TASK INSTRUCTIONS » Searching the material below, find each line that includes the word "title", and copy it.

[Opening THE DATA section]

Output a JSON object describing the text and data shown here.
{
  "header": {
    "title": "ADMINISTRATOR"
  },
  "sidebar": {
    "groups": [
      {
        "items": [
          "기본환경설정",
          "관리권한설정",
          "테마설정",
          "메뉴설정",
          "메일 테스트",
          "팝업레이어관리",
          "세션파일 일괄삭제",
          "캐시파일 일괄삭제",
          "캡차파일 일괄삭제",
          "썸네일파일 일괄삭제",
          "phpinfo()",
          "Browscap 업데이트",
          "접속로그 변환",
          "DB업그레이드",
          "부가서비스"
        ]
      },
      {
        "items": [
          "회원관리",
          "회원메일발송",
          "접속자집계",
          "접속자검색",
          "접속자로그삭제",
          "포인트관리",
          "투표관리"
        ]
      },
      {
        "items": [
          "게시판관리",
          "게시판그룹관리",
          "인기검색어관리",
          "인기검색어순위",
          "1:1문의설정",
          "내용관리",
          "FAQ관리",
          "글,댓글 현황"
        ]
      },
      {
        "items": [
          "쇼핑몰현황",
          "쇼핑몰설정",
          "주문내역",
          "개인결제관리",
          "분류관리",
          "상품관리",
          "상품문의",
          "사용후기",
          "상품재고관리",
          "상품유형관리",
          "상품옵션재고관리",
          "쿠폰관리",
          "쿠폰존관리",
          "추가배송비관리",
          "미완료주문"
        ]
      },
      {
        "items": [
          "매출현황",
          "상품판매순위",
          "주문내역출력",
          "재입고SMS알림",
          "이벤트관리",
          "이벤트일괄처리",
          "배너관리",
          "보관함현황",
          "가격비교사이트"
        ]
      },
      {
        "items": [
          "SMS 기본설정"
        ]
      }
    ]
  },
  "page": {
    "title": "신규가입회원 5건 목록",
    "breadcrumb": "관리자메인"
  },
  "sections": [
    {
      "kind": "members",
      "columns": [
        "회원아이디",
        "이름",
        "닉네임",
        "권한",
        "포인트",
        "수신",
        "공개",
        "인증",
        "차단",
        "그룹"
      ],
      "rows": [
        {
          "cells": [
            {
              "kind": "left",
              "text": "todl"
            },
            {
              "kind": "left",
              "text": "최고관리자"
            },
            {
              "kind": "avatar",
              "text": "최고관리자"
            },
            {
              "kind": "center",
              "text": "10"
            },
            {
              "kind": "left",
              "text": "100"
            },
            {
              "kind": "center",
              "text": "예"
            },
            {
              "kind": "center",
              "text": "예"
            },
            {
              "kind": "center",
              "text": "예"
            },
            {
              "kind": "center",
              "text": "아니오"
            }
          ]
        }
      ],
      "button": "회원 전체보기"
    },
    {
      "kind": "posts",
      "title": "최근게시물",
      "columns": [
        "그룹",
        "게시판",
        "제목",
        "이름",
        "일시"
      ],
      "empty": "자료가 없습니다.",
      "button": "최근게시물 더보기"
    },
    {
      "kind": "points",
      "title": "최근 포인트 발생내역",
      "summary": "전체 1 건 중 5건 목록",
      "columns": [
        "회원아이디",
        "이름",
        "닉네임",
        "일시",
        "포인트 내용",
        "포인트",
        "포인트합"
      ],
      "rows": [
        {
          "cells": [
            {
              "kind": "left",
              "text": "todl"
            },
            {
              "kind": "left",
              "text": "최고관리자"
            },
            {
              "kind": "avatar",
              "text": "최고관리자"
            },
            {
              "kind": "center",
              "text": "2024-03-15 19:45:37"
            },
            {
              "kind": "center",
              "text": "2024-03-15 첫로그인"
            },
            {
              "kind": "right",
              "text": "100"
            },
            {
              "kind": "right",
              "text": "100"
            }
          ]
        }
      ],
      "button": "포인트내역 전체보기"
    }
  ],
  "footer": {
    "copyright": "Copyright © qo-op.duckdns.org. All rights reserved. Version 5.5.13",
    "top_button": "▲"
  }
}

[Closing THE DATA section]

FINISHED EXERCISE »
    "title": "ADMINISTRATOR"
    "title": "신규가입회원 5건 목록",
      "title": "최근게시물",
      "title": "최근 포인트 발생내역",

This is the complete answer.